Dataset rows for apps and sites

····················

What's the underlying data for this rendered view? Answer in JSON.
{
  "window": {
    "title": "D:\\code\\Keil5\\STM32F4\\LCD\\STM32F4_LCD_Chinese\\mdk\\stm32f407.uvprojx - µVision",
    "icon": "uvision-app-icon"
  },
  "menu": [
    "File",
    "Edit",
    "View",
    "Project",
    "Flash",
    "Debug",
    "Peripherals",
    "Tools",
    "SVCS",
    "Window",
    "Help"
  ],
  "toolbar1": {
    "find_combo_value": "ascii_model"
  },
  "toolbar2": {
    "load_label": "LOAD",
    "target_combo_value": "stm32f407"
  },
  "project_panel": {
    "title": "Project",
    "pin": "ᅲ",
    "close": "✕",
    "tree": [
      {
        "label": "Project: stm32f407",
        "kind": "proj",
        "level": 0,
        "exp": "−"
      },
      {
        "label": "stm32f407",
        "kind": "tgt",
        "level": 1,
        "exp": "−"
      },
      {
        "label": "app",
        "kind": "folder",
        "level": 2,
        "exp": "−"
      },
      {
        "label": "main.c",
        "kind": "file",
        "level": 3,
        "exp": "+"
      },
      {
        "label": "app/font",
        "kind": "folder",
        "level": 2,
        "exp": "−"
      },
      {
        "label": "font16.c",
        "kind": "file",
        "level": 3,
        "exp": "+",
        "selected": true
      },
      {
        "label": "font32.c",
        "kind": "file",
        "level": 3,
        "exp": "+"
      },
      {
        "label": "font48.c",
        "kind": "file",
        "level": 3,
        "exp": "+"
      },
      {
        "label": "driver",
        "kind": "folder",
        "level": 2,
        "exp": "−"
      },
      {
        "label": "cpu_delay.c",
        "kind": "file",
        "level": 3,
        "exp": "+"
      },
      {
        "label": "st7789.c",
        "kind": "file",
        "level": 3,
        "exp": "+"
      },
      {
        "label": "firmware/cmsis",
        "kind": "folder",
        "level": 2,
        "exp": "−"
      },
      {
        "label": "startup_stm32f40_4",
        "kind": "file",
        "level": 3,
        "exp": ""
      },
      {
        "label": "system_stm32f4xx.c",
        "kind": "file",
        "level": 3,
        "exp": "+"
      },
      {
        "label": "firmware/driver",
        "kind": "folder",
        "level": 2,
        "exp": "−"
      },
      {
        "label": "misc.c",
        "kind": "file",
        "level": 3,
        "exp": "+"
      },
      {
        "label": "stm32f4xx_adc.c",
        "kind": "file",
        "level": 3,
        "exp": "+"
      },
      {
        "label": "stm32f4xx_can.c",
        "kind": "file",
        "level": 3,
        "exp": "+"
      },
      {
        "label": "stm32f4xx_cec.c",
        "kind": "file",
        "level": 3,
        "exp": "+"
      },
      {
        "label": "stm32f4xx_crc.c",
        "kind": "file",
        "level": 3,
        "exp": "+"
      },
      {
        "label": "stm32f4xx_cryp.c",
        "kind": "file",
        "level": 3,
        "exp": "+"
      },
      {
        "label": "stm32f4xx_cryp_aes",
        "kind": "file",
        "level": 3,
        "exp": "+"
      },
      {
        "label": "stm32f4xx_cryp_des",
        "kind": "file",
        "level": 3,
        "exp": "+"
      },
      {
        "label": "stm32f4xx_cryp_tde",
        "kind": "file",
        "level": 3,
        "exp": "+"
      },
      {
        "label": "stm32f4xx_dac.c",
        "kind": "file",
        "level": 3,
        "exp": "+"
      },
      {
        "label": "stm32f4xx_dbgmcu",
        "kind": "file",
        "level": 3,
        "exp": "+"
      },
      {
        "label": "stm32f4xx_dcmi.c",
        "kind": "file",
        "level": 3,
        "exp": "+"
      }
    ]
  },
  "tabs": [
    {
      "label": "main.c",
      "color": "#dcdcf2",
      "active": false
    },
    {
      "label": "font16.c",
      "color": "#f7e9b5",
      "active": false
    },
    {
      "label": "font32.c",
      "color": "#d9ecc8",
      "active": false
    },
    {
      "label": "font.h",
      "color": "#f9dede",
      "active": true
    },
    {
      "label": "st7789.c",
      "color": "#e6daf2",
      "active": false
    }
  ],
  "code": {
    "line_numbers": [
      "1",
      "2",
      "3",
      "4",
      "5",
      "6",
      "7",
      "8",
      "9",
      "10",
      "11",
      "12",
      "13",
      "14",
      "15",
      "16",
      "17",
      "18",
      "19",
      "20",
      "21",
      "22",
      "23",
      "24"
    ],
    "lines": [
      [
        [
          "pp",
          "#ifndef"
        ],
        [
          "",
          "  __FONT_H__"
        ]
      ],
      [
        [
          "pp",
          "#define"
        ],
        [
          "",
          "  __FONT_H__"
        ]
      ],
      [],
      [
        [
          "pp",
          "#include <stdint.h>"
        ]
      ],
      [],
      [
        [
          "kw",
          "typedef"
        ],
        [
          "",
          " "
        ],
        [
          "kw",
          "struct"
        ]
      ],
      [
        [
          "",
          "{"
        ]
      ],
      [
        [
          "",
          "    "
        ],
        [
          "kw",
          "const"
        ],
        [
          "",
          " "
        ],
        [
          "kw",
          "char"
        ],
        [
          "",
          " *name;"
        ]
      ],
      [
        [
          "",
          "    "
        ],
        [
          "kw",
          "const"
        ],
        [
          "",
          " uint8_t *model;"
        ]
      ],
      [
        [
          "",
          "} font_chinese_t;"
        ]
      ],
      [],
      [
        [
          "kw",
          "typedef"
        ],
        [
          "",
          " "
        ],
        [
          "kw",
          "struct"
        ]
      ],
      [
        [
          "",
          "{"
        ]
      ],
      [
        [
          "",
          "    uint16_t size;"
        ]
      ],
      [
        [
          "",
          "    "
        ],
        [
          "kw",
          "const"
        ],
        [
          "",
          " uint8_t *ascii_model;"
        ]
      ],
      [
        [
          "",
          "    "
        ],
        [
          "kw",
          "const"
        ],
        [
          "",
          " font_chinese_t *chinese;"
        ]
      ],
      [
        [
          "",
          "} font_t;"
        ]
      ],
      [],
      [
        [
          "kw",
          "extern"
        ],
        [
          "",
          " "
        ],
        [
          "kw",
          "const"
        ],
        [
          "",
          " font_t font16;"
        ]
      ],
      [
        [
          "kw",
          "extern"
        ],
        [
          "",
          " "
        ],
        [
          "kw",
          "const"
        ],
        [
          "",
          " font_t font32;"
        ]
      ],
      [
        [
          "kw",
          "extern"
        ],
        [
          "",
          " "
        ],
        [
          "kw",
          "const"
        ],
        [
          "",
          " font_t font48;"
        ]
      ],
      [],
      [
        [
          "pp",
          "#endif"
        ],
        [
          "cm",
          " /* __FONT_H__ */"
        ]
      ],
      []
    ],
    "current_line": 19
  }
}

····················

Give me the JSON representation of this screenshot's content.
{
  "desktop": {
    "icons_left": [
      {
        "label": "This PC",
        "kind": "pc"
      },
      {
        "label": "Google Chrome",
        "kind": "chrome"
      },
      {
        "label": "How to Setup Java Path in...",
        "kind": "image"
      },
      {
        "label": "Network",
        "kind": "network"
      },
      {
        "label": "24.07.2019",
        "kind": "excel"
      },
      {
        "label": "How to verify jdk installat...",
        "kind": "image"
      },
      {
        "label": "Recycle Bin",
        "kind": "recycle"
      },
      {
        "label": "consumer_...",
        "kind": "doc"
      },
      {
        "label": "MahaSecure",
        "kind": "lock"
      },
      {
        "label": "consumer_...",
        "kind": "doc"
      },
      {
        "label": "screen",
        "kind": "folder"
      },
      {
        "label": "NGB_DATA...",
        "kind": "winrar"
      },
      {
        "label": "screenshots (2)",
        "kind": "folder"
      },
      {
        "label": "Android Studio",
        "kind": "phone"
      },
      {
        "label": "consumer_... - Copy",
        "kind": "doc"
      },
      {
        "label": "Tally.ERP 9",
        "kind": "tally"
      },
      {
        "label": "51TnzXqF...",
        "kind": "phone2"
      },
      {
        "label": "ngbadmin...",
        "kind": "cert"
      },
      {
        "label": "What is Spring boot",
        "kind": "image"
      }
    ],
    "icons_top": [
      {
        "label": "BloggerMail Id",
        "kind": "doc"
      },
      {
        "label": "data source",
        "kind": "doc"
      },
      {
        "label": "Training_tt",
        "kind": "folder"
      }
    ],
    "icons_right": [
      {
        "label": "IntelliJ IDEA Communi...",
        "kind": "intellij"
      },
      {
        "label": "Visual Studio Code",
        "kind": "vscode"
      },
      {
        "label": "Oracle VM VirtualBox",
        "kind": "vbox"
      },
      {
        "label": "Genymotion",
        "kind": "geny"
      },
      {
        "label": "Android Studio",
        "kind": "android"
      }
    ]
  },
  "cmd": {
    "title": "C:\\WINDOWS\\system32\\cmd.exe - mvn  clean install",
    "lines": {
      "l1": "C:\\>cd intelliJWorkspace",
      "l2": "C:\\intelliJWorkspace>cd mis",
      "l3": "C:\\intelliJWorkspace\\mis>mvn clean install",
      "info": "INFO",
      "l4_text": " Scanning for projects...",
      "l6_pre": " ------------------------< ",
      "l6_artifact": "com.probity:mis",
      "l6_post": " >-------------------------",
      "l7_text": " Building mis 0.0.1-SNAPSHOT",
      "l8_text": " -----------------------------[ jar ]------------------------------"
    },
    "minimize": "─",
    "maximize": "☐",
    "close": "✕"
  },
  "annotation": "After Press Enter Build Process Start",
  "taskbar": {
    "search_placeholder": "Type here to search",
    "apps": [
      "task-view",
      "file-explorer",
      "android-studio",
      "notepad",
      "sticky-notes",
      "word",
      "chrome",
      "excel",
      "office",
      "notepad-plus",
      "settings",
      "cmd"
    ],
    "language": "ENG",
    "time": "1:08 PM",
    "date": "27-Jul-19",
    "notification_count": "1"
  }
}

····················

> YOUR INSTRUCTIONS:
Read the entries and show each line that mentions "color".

> ANSWER:
      "color": "#dcdcf2",
      "color": "#f7e9b5",
      "color": "#d9ecc8",
      "color": "#f9dede",
      "color": "#e6daf2",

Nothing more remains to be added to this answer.